• _Listed records_
──────────────────────────────
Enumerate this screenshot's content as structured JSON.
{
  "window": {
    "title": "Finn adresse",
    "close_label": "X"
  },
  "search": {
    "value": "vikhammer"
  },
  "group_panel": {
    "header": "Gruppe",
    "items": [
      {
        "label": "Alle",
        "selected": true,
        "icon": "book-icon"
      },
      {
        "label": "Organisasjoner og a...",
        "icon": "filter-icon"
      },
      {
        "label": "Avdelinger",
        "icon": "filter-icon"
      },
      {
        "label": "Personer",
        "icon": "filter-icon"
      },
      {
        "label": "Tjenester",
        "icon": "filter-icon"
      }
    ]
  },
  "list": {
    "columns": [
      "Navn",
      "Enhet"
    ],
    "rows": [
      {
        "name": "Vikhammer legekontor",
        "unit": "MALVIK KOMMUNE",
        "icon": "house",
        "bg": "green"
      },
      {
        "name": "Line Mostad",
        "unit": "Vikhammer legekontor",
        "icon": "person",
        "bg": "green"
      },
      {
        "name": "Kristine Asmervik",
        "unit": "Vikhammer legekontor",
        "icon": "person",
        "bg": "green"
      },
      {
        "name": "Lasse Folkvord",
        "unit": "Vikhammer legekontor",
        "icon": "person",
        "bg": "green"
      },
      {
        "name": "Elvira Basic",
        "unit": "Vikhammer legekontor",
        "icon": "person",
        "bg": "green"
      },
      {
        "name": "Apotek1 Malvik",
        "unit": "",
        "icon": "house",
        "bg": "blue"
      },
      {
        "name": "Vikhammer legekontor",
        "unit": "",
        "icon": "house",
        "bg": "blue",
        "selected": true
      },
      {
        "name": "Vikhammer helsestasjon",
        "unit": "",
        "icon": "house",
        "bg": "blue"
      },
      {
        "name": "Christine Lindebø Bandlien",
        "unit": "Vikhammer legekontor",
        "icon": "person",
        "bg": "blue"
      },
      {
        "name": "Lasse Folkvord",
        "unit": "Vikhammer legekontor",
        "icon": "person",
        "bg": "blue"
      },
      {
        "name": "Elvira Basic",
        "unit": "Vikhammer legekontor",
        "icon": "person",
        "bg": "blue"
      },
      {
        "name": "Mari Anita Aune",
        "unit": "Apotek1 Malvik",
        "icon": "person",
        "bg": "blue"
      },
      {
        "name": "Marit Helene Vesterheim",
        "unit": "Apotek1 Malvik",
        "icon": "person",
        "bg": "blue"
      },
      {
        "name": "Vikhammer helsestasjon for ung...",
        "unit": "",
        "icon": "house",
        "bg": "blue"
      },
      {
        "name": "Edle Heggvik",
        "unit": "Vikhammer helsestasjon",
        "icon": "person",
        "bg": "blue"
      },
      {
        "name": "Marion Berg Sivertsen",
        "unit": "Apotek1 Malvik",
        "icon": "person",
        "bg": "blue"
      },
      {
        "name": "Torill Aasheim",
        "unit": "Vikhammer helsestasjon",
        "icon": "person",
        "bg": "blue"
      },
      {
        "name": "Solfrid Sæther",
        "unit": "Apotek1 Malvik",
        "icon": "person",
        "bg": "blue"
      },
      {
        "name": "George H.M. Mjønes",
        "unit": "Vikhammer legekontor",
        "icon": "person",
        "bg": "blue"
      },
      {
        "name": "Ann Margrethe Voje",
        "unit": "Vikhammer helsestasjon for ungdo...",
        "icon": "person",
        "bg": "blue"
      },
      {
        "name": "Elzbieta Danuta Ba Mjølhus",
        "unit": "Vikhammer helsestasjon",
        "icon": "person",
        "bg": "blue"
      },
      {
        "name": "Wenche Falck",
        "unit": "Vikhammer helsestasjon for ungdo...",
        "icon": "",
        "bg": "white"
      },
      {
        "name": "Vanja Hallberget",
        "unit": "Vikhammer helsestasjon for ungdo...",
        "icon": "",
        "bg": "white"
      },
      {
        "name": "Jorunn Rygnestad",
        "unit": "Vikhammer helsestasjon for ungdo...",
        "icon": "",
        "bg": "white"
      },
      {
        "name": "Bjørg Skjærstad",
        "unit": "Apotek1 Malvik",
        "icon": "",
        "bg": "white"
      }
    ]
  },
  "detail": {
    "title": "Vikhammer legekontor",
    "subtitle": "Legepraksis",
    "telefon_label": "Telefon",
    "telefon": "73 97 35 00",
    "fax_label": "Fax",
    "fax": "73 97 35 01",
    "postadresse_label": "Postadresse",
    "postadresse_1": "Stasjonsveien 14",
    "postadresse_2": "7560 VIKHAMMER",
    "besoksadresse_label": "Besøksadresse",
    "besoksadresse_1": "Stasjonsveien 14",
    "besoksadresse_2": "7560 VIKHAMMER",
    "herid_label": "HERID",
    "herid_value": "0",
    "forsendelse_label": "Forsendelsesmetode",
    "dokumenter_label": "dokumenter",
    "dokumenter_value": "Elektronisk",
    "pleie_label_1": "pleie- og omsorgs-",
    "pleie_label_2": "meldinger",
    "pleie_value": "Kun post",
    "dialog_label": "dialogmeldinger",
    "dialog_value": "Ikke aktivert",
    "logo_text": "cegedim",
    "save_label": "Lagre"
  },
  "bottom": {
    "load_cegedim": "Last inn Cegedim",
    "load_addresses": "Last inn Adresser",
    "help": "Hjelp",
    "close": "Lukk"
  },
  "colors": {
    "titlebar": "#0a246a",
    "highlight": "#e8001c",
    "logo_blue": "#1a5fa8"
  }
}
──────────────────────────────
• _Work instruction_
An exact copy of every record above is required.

• _Output for this exercise_
Enumerate this screenshot's content as structured JSON.
{
  "window": {
    "title": "Finn adresse",
    "close_label": "X"
  },
  "search": {
    "value": "vikhammer"
  },
  "group_panel": {
    "header": "Gruppe",
    "items": [
      {
        "label": "Alle",
        "selected": true,
        "icon": "book-icon"
      },
      {
        "label": "Organisasjoner og a...",
        "icon": "filter-icon"
      },
      {
        "label": "Avdelinger",
        "icon": "filter-icon"
      },
      {
        "label": "Personer",
        "icon": "filter-icon"
      },
      {
        "label": "Tjenester",
        "icon": "filter-icon"
      }
    ]
  },
  "list": {
    "columns": [
      "Navn",
      "Enhet"
    ],
    "rows": [
      {
        "name": "Vikhammer legekontor",
        "unit": "MALVIK KOMMUNE",
        "icon": "house",
        "bg": "green"
      },
      {
        "name": "Line Mostad",
        "unit": "Vikhammer legekontor",
        "icon": "person",
        "bg": "green"
      },
      {
        "name": "Kristine Asmervik",
        "unit": "Vikhammer legekontor",
        "icon": "person",
        "bg": "green"
      },
      {
        "name": "Lasse Folkvord",
        "unit": "Vikhammer legekontor",
        "icon": "person",
        "bg": "green"
      },
      {
        "name": "Elvira Basic",
        "unit": "Vikhammer legekontor",
        "icon": "person",
        "bg": "green"
      },
      {
        "name": "Apotek1 Malvik",
        "unit": "",
        "icon": "house",
        "bg": "blue"
      },
      {
        "name": "Vikhammer legekontor",
        "unit": "",
        "icon": "house",
        "bg": "blue",
        "selected": true
      },
      {
        "name": "Vikhammer helsestasjon",
        "unit": "",
        "icon": "house",
        "bg": "blue"
      },
      {
        "name": "Christine Lindebø Bandlien",
        "unit": "Vikhammer legekontor",
        "icon": "person",
        "bg": "blue"
      },
      {
        "name": "Lasse Folkvord",
        "unit": "Vikhammer legekontor",
        "icon": "person",
        "bg": "blue"
      },
      {
        "name": "Elvira Basic",
        "unit": "Vikhammer legekontor",
        "icon": "person",
        "bg": "blue"
      },
      {
        "name": "Mari Anita Aune",
        "unit": "Apotek1 Malvik",
        "icon": "person",
        "bg": "blue"
      },
      {
        "name": "Marit Helene Vesterheim",
        "unit": "Apotek1 Malvik",
        "icon": "person",
        "bg": "blue"
      },
      {
        "name": "Vikhammer helsestasjon for ung...",
        "unit": "",
        "icon": "house",
        "bg": "blue"
      },
      {
        "name": "Edle Heggvik",
        "unit": "Vikhammer helsestasjon",
        "icon": "person",
        "bg": "blue"
      },
      {
        "name": "Marion Berg Sivertsen",
        "unit": "Apotek1 Malvik",
        "icon": "person",
        "bg": "blue"
      },
      {
        "name": "Torill Aasheim",
        "unit": "Vikhammer helsestasjon",
        "icon": "person",
        "bg": "blue"
      },
      {
        "name": "Solfrid Sæther",
        "unit": "Apotek1 Malvik",
        "icon": "person",
        "bg": "blue"
      },
      {
        "name": "George H.M. Mjønes",
        "unit": "Vikhammer legekontor",
        "icon": "person",
        "bg": "blue"
      },
      {
        "name": "Ann Margrethe Voje",
        "unit": "Vikhammer helsestasjon for ungdo...",
        "icon": "person",
        "bg": "blue"
      },
      {
        "name": "Elzbieta Danuta Ba Mjølhus",
        "unit": "Vikhammer helsestasjon",
        "icon": "person",
        "bg": "blue"
      },
      {
        "name": "Wenche Falck",
        "unit": "Vikhammer helsestasjon for ungdo...",
        "icon": "",
        "bg": "white"
      },
      {
        "name": "Vanja Hallberget",
        "unit": "Vikhammer helsestasjon for ungdo...",
        "icon": "",
        "bg": "white"
      },
      {
        "name": "Jorunn Rygnestad",
        "unit": "Vikhammer helsestasjon for ungdo...",
        "icon": "",
        "bg": "white"
      },
      {
        "name": "Bjørg Skjærstad",
        "unit": "Apotek1 Malvik",
        "icon": "",
        "bg": "white"
      }
    ]
  },
  "detail": {
    "title": "Vikhammer legekontor",
    "subtitle": "Legepraksis",
    "telefon_label": "Telefon",
    "telefon": "73 97 35 00",
    "fax_label": "Fax",
    "fax": "73 97 35 01",
    "postadresse_label": "Postadresse",
    "postadresse_1": "Stasjonsveien 14",
    "postadresse_2": "7560 VIKHAMMER",
    "besoksadresse_label": "Besøksadresse",
    "besoksadresse_1": "Stasjonsveien 14",
    "besoksadresse_2": "7560 VIKHAMMER",
    "herid_label": "HERID",
    "herid_value": "0",
    "forsendelse_label": "Forsendelsesmetode",
    "dokumenter_label": "dokumenter",
    "dokumenter_value": "Elektronisk",
    "pleie_label_1": "pleie- og omsorgs-",
    "pleie_label_2": "meldinger",
    "pleie_value": "Kun post",
    "dialog_label": "dialogmeldinger",
    "dialog_value": "Ikke aktivert",
    "logo_text": "cegedim",
    "save_label": "Lagre"
  },
  "bottom": {
    "load_cegedim": "Last inn Cegedim",
    "load_addresses": "Last inn Adresser",
    "help": "Hjelp",
    "close": "Lukk"
  },
  "colors": {
    "titlebar": "#0a246a",
    "highlight": "#e8001c",
    "logo_blue": "#1a5fa8"
  }
}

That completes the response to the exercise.